Segment Open

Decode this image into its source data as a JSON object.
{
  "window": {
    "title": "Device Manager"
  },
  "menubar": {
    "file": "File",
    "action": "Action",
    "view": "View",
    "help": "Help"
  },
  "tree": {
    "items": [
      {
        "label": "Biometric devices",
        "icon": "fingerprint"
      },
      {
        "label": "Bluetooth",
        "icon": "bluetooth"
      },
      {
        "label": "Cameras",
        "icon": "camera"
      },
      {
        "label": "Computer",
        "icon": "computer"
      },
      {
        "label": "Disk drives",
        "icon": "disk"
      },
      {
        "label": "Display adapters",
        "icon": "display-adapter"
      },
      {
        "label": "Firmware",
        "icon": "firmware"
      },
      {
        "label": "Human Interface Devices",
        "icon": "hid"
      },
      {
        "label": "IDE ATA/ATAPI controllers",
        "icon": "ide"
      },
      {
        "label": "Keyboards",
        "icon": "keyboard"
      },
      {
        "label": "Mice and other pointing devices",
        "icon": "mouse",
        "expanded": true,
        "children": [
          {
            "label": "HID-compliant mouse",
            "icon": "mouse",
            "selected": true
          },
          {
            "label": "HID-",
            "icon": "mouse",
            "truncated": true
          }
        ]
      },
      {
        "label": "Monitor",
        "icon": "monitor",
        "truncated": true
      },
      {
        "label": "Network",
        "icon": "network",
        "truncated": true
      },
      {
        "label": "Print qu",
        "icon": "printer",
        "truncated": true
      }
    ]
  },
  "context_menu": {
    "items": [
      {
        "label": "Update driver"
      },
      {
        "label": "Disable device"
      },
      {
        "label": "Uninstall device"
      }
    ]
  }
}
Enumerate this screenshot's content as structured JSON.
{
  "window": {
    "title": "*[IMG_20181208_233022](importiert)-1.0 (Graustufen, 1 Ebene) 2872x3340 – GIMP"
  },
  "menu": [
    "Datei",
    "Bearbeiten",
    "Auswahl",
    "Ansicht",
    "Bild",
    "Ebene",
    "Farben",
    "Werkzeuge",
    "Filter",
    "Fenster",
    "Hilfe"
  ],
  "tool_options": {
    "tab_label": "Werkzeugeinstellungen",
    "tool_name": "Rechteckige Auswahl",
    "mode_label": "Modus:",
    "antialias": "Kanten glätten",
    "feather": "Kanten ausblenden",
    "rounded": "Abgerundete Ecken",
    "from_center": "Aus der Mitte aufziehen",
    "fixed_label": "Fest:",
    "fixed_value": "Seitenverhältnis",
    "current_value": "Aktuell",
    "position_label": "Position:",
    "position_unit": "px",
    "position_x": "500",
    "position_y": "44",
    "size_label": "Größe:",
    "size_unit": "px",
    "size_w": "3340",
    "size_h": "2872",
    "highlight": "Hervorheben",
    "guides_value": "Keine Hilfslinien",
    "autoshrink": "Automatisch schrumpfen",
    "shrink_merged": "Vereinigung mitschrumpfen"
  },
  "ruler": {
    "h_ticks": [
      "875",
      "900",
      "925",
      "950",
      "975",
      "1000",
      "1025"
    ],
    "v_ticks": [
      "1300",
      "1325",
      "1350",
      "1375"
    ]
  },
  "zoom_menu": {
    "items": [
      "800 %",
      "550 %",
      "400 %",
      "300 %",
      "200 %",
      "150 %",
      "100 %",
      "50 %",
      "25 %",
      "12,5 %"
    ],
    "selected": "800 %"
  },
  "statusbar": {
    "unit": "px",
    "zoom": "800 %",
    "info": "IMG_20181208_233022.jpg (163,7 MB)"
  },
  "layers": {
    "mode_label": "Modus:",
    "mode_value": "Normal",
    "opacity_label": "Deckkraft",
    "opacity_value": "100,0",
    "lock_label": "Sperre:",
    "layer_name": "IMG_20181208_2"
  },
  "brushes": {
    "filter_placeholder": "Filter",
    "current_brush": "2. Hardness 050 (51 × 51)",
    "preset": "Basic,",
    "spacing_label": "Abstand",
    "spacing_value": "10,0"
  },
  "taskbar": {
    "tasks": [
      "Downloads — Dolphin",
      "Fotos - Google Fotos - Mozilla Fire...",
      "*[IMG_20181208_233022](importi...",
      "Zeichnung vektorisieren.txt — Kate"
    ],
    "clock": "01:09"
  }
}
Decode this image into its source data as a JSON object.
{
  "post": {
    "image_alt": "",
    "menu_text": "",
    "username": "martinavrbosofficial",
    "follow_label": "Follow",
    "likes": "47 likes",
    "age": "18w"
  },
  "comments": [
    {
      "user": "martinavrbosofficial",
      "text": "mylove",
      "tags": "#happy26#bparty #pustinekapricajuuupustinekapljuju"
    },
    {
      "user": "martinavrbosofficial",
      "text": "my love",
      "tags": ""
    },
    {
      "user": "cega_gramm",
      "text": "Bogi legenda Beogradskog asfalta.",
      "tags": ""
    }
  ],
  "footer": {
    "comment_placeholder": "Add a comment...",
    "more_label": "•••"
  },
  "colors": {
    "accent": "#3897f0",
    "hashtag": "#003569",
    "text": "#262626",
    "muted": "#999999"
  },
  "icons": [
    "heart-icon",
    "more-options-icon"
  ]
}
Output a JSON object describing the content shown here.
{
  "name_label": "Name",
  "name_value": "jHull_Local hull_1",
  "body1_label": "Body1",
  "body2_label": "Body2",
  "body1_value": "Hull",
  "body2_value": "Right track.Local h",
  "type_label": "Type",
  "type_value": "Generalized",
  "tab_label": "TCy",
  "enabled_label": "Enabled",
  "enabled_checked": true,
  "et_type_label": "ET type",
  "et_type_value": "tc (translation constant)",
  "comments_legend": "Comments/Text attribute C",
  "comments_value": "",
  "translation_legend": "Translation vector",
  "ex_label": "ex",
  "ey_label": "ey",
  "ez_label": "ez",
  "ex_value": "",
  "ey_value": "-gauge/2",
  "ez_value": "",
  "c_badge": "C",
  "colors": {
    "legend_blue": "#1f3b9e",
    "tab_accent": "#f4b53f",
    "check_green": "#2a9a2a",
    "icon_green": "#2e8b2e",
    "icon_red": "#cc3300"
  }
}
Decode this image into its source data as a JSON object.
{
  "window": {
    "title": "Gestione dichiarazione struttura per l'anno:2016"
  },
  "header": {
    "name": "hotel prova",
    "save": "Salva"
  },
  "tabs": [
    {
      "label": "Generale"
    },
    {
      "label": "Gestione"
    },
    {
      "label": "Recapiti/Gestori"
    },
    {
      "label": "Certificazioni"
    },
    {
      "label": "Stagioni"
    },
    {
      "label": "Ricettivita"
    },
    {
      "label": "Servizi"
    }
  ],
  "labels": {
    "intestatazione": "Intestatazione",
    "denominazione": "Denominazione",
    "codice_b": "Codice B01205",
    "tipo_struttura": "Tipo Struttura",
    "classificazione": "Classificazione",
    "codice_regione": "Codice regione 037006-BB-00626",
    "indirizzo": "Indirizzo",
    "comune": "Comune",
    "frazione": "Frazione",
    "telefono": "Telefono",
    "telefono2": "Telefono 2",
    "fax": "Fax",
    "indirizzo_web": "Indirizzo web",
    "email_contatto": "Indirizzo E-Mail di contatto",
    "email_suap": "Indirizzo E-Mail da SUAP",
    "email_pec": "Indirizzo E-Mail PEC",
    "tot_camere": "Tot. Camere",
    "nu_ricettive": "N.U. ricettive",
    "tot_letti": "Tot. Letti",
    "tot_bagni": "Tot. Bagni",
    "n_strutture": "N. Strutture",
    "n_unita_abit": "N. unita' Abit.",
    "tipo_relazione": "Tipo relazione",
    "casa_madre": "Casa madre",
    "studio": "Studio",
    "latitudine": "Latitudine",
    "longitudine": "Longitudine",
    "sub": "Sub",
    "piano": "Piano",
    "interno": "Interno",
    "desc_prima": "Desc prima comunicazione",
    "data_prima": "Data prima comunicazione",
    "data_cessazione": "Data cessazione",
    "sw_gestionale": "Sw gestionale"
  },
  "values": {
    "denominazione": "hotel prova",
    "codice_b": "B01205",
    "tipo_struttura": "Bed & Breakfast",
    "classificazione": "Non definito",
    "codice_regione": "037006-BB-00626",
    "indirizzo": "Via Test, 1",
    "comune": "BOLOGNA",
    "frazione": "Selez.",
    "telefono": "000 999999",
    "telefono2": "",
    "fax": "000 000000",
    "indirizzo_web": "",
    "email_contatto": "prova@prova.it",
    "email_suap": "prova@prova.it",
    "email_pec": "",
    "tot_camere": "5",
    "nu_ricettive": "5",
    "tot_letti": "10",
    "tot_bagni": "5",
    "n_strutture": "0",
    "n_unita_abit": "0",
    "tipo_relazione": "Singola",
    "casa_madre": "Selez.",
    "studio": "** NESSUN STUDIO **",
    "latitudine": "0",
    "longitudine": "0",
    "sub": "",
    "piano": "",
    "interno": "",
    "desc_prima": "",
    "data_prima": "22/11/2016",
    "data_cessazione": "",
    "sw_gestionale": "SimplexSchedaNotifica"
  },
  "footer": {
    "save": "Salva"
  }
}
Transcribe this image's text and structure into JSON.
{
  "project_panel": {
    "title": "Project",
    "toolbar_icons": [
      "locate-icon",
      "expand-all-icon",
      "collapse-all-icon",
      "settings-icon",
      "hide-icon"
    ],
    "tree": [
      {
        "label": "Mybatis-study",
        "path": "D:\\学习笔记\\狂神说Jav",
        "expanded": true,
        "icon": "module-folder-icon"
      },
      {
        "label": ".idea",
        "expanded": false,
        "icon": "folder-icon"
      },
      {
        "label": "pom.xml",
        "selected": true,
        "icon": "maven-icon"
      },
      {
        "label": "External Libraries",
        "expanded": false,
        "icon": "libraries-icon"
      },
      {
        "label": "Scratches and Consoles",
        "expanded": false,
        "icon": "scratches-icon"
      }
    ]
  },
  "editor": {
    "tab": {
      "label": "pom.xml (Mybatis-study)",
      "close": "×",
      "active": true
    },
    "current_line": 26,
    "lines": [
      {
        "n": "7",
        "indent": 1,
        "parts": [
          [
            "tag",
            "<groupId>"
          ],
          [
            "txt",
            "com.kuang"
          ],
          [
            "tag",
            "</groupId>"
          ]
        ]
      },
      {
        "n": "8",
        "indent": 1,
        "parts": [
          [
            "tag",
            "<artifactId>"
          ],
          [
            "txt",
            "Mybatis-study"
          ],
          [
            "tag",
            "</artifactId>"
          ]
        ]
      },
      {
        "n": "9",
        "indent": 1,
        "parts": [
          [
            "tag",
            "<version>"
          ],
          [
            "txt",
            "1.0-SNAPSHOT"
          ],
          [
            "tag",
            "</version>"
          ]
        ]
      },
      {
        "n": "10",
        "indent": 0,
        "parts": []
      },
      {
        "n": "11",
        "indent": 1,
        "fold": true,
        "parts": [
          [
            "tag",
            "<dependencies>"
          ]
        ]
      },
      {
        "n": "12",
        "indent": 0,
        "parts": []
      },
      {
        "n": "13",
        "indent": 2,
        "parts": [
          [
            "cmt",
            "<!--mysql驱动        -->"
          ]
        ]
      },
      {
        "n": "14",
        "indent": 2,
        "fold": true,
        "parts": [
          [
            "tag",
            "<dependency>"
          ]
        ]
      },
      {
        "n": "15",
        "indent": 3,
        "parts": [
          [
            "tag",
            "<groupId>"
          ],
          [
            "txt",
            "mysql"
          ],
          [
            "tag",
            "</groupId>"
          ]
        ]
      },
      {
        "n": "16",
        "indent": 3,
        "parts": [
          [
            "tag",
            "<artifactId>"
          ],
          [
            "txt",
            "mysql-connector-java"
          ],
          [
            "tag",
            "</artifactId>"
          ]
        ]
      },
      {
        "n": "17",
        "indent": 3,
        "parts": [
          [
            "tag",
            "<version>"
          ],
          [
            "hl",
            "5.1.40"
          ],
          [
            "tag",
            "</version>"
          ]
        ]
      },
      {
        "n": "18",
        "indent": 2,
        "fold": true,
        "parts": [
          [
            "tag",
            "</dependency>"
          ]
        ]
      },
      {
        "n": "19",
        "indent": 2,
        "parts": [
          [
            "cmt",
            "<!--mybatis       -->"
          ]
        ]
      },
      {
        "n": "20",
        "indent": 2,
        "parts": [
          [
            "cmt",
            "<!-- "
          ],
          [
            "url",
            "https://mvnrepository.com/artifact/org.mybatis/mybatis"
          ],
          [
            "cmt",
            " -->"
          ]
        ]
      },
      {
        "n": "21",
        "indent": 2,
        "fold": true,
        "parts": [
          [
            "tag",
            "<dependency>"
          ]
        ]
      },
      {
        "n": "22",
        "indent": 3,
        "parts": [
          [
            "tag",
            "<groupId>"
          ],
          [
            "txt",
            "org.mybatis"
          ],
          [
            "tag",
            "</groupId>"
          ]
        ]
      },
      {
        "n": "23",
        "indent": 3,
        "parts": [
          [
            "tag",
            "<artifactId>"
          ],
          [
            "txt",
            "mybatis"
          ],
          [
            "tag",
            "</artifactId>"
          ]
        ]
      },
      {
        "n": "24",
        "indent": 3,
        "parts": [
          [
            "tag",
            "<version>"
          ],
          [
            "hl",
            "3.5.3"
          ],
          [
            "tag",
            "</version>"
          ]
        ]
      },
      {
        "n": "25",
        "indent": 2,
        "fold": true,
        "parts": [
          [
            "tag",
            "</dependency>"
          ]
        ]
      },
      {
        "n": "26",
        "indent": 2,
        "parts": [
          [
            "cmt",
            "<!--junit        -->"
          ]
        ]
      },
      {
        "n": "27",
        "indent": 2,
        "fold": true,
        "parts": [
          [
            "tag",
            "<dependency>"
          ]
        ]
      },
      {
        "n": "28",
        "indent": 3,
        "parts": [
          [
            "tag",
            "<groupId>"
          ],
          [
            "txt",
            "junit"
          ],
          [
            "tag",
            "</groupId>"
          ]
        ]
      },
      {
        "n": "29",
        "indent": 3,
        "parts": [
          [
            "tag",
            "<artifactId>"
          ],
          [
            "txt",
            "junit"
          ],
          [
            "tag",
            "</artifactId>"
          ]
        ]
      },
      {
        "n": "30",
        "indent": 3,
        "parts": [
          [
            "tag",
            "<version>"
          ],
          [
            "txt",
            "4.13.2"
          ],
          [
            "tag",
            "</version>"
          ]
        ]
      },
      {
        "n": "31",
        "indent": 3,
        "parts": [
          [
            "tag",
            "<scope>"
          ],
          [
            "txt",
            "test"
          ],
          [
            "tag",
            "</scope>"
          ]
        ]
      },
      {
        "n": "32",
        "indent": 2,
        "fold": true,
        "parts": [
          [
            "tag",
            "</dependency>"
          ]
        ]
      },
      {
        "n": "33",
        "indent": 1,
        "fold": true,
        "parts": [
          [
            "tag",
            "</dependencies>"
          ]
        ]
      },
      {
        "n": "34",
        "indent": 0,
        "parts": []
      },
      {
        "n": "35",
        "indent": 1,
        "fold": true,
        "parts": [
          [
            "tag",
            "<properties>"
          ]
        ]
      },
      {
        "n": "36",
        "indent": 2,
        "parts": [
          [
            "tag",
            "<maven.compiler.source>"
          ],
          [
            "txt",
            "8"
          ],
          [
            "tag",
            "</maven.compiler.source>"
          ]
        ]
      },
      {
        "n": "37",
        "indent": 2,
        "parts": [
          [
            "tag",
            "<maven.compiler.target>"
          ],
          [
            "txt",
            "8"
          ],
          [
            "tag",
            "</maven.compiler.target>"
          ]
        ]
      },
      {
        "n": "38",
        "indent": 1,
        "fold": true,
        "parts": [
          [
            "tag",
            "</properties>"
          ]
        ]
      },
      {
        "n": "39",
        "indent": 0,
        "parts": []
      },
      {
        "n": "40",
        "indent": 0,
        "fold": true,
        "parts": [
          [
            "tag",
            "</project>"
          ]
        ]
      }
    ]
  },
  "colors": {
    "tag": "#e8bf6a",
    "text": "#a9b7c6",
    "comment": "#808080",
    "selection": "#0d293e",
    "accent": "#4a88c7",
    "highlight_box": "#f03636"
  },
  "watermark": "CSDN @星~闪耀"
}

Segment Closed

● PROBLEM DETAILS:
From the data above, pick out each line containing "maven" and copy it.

● TASK RESULT:
        "icon": "maven-icon"
            "<maven.compiler.source>"
            "</maven.compiler.source>"
            "<maven.compiler.target>"
            "</maven.compiler.target>"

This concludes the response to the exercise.